There are authors I admire most. Indonesian writers, including Pramoedya Ananta Toer, Asmaraman S. Kho Ping Hoo (for his martial art novels) and Abdullah Harahap (for his horror novels, an Indonesian gothic version with local ghosts and magic). When I was younger, I read Gogol, Herman Melville, Cervantes and Dostoyevsky, and I reread them now and then. As for more modern writers, I admire Garcia Márquez, Knut Hamsun, Faulkner, and of course Kafka.
Have you had a chance to read the work of any Australian authors?
My father was an English teacher for a junior high school, and he taught me English at home (although he was a bored teacher and I was a lazy pupil). Sometimes he brought home some English books (I don’t know where he got them) and gave them to me, so I could learn to read in English. The first book I read in English was a children’s book: The Cruise of the Nifty Duck, by Ray Harris. I always remember the book’s title and the writer’s name, although the book disappeared a long time ago. Recently I found out that he is an Australian writer (correct me if I’m wrong), or at least the book is about a boy in the Australian plains. I don’t know if the book is still in print, but I hope someday I can reread it.
Why do you think international publishers and readers have previously been reluctant to explore Indonesian voices?

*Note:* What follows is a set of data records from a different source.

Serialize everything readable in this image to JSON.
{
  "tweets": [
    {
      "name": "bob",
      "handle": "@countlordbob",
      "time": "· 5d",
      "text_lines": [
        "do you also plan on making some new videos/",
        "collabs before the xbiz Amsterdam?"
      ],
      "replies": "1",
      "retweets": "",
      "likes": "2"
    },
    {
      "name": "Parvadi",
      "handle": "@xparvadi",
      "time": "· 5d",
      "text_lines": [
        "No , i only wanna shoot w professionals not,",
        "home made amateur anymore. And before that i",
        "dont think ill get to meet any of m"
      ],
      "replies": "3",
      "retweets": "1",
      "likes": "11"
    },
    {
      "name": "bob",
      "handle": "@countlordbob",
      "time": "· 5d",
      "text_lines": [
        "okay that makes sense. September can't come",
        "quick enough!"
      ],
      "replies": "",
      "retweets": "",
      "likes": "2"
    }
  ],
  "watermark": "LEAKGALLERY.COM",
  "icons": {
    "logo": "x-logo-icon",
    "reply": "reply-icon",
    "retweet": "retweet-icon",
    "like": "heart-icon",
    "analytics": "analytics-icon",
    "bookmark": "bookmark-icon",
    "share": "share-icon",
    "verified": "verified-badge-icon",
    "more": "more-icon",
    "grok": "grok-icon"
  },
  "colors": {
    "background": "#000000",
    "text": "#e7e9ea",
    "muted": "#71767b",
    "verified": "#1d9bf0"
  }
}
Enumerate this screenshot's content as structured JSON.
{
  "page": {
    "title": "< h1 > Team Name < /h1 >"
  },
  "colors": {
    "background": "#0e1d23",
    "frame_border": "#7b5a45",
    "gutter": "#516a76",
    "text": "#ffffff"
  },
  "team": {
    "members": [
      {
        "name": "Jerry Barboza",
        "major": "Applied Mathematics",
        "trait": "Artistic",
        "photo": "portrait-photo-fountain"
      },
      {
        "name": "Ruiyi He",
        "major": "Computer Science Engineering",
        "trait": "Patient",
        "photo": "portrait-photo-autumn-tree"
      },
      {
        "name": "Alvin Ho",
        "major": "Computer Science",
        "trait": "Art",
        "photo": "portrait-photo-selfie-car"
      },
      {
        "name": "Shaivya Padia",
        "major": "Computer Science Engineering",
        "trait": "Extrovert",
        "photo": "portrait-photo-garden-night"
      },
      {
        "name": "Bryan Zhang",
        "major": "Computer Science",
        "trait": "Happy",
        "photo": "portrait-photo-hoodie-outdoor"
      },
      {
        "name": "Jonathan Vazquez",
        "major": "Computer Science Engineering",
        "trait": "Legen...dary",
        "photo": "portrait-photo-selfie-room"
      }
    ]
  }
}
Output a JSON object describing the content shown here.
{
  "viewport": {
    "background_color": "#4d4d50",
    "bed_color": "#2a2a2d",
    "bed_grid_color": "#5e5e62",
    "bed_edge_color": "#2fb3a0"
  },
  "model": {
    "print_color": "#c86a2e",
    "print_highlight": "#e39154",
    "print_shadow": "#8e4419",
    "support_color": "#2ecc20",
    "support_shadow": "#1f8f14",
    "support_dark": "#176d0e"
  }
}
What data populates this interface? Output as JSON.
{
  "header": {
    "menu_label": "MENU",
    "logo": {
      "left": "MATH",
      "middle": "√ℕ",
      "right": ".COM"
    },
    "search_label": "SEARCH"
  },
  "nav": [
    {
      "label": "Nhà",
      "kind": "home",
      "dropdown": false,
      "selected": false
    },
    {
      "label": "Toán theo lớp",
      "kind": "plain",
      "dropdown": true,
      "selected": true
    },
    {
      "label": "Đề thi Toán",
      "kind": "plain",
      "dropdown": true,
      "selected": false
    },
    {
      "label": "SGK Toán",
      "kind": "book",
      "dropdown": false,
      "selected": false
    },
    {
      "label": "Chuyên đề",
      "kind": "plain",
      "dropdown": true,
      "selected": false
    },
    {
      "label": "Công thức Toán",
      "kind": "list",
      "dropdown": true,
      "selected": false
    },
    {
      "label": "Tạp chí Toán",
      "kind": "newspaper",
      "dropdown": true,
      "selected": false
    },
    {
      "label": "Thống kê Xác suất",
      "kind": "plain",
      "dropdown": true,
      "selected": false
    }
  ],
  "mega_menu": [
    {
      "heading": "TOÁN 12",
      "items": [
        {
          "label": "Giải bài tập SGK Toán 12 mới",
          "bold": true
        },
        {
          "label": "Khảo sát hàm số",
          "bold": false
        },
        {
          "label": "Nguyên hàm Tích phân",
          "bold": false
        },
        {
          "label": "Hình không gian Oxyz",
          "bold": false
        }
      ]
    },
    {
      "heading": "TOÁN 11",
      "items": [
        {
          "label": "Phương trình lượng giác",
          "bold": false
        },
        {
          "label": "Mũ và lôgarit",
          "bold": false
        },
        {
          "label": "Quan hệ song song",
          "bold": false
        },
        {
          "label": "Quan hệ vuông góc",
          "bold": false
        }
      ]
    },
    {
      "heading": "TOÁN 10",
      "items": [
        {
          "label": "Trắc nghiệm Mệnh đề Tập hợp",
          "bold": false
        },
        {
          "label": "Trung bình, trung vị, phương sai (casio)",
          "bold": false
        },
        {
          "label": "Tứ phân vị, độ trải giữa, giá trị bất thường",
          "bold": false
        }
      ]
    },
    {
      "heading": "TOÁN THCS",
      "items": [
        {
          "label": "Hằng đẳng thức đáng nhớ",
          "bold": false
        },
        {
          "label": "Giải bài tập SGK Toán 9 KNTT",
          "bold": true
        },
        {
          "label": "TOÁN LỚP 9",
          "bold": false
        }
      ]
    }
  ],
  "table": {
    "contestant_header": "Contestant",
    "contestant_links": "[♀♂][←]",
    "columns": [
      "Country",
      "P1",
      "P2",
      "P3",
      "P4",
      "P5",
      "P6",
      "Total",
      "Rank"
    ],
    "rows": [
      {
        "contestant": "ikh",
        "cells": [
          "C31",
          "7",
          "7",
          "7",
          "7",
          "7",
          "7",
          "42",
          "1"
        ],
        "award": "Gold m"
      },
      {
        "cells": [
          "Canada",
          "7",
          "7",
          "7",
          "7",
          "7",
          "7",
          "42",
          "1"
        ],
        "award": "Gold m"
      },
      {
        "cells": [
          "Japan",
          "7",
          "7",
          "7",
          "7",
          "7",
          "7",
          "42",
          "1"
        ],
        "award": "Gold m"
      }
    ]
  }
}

While our literary tradition is very old, our language is relatively young. Indonesian literature written in Indonesian (because there is literature written in Javanese, Sundanese, Balinese, Malay, etc, each with long traditions) has only been around for about one hundred years. With such a young literary heritage, I think we still need time to be recognized, not only by international publishers and readers, but also by our blood brothers, our Indonesian readers (with all their different language backgrounds). I hope things will change in years to come, as Indonesian literature becomes more and more recognisable to the world.
How does it feel now, bringing Beauty Is a Wound to readers outside your home country?
I always believe that we, as individuals or as nations, tend to talk to each other. Writing literary works in Indonesian is a solitary act, like a soliloquy. Only a small number of Indonesians read books (although literacy rates are high, around 93% of the population), and it’s a smaller number who read literary works. The Indonesian language is only used by Indonesians (in a wider sense, by Malaysians, too), so it’s not easy to reach readers outside our home country unless our works are translated (and the number of good translators is very limited). So, when I find my works being translated and published abroad, I feel like I’m receiving a ‘ping’ from an extraterrestrial. To be honest, I am absolutely thrilled.
Can you tell us a little about the literary scene in Indonesia? Are you able to spend much time with other local authors? Is there a strong sense of community amongst Indonesian writers?
I have spent a lot of time with my friends, many of whom are writers. Nowadays I prefer to stay at home, to read and write and be with my daughter. Indonesian writing has a strong sense of community; it’s common for a writer to belong to a literary group. In the case of many writers, I can say that we know each other, at least by name. In Indonesia, to be a writer is a kind of social duty rather than an individual commitment.
What are your hopes for the future of writing and literature in Indonesia?
I hope more and more Indonesians read books, especially literary works. It’s great to see Indonesian literary works being translated and published abroad, but I still think it is pointless without being read by the people in our own country.
He will also be speaking at the 2015 Brisbane Writers Festival, and will appearing in the three sessions across the festival program: ‘BWF in the ’Burbs’ on 4 September; and ‘Beauty Is a Wound’ and a panel session ‘Straddling Cultures’ on 5 September.